» Your objective
Will you restate verbatim the lines running from the line with "Decode this image" to the end of the data, leaving out everything else?

» Data shown
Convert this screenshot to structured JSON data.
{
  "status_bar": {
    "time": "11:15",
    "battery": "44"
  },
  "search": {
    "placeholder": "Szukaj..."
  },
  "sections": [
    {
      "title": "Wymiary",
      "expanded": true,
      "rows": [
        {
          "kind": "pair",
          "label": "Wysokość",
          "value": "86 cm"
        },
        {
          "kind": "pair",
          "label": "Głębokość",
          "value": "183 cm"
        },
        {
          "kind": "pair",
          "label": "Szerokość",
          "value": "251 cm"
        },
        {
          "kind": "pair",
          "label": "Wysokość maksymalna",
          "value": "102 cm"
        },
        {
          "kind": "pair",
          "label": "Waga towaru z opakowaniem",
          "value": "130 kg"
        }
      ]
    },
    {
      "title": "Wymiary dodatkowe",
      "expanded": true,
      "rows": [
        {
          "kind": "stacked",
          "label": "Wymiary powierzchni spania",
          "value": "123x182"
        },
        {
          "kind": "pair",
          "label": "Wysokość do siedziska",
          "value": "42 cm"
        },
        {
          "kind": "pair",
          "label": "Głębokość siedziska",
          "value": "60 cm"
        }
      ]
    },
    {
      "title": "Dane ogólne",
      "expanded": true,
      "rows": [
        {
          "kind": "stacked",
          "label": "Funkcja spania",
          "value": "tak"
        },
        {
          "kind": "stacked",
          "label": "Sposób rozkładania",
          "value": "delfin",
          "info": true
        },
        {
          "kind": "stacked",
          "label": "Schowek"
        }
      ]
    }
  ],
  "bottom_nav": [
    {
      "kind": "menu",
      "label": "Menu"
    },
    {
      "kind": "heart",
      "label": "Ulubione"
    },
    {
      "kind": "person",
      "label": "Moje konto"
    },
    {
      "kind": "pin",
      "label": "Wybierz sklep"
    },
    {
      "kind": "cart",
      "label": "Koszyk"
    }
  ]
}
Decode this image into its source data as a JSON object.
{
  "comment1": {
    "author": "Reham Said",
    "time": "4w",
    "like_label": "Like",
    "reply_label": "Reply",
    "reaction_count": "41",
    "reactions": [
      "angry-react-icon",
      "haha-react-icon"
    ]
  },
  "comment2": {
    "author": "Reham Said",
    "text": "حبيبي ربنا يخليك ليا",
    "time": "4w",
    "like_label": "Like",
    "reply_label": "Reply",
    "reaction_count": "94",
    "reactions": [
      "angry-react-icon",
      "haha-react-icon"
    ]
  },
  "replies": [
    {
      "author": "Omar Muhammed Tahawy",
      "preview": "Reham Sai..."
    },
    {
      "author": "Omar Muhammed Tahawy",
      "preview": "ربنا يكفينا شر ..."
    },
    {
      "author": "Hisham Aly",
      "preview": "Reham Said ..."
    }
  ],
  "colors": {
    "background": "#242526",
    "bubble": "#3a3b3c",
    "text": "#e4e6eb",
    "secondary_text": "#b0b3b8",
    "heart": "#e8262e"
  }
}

» Written response
Decode this image into its source data as a JSON object.
{
  "comment1": {
    "author": "Reham Said",
    "time": "4w",
    "like_label": "Like",
    "reply_label": "Reply",
    "reaction_count": "41",
    "reactions": [
      "angry-react-icon",
      "haha-react-icon"
    ]
  },
  "comment2": {
    "author": "Reham Said",
    "text": "حبيبي ربنا يخليك ليا",
    "time": "4w",
    "like_label": "Like",
    "reply_label": "Reply",
    "reaction_count": "94",
    "reactions": [
      "angry-react-icon",
      "haha-react-icon"
    ]
  },
  "replies": [
    {
      "author": "Omar Muhammed Tahawy",
      "preview": "Reham Sai..."
    },
    {
      "author": "Omar Muhammed Tahawy",
      "preview": "ربنا يكفينا شر ..."
    },
    {
      "author": "Hisham Aly",
      "preview": "Reham Said ..."
    }
  ],
  "colors": {
    "background": "#242526",
    "bubble": "#3a3b3c",
    "text": "#e4e6eb",
    "secondary_text": "#b0b3b8",
    "heart": "#e8262e"
  }
}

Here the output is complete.